To be honest, I hadn’t planned on reading this book. I saw it mentioned on the internet somewhere, judged it by its cover (I know, bad me), and thought it looked like an adult fantasy. But then I saw it in the middle grade section of the library and read the back cover. Foundlings, dragons, magical employment agency…I decided to give it a try.

And I’m glad I did.

Jennifer Strange made a great manager for Kazam. Actually, I think she would have made a great manager anywhere. Organized, logical, not overly emotional, mature, and very in-control, I absolutely loved her – probably because she’s a lot like me.

The Last Dragonslayer had an ensemble cast of minor characters.  Various wizards, a king, a duke, a dragonslayer, a nun, a dragonslayer’s apprentice, a moose, another foundling…the list goes on. But most of them were in only a scene or three.

The setting was absolutely amazing. It’s officially called the Kingdom of Hereford, but it’s a bit like medieval times and a bit like modern times but somehow had a distinctly British feel. Details like cars and land development corporations and merchandising rights gave it a familiar vibe, but the prevalence and universal acceptance of magic (with some sciency terms to explain it) also made it utterly, brilliantly foreign.

The plot is full of crazy twists and developments that shouldn’t work, but do. Looking back on it, there are some moments that in any other book would feel fake or contrived, but fit perfectly into the screwball storytelling of The Last Dragonslayer. The story is a perfect blend of smart and silly, realistic and ridiculous, ordinary and oddball.  “Zany” is the perfect adjective for this book – amusingly unconventional, entertainingly strange, and enjoyably unusual.

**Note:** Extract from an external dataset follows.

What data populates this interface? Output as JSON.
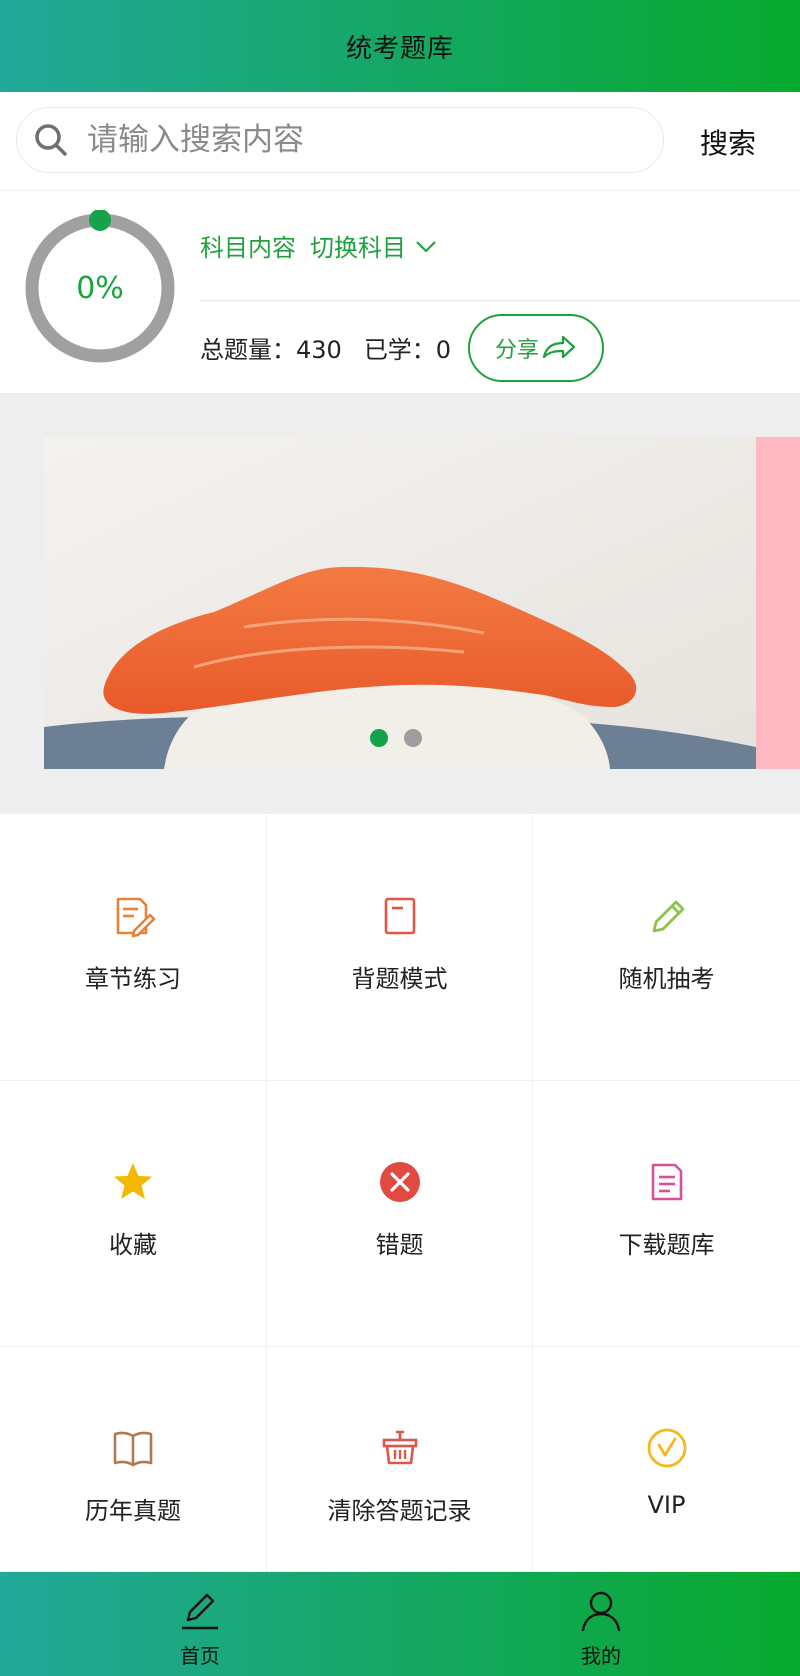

I didn’t know this when I picked it up, but The Last Dragonslayer is first in a series.  And I plan to read the second book, The Song of the Quarkbeast, as soon as I can get my hands on it.

The Chronicles of Kazam:

  1. The Last Dragonslayer
  2. The Song of the Quarkbeast
  3. The Eye of Zoltar